(Beginning of LISTED RECORDS)
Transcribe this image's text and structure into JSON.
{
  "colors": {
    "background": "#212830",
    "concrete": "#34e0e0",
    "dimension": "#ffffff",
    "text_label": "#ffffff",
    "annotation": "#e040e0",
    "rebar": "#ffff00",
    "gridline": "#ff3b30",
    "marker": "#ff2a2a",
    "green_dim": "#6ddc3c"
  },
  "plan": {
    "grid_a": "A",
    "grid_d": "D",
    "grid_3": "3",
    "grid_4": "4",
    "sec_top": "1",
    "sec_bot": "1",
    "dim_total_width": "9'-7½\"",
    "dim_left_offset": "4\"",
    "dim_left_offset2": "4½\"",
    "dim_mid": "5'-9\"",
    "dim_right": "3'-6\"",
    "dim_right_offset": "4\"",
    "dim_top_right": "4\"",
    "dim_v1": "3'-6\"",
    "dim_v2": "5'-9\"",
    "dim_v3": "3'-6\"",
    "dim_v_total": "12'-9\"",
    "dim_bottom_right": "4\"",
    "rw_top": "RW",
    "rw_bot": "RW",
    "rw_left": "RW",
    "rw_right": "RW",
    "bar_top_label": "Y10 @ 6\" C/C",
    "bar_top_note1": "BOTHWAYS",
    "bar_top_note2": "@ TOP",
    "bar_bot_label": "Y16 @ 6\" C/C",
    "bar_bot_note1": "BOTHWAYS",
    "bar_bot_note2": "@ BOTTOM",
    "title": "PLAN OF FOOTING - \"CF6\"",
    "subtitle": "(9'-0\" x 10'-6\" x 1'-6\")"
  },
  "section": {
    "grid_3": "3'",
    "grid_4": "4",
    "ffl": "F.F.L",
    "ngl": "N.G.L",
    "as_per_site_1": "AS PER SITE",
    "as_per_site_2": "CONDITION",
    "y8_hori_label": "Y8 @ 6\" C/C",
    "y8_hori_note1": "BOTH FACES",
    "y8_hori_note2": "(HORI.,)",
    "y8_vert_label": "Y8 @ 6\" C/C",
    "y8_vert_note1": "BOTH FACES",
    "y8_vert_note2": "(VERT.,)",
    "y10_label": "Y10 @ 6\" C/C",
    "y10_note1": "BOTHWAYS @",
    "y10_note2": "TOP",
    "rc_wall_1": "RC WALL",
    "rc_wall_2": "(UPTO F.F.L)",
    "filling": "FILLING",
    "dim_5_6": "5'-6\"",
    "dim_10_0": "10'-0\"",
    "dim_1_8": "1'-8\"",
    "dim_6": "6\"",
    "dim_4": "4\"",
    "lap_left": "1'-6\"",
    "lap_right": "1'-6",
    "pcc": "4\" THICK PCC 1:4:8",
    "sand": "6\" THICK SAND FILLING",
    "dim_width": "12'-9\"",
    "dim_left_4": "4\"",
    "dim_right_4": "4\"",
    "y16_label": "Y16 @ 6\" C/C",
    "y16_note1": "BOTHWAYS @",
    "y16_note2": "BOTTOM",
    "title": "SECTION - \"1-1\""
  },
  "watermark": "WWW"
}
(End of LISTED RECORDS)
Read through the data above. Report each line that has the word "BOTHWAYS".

    "bar_top_note1": "BOTHWAYS",
    "bar_bot_note1": "BOTHWAYS",
    "y10_note1": "BOTHWAYS @",
    "y16_note1": "BOTHWAYS @",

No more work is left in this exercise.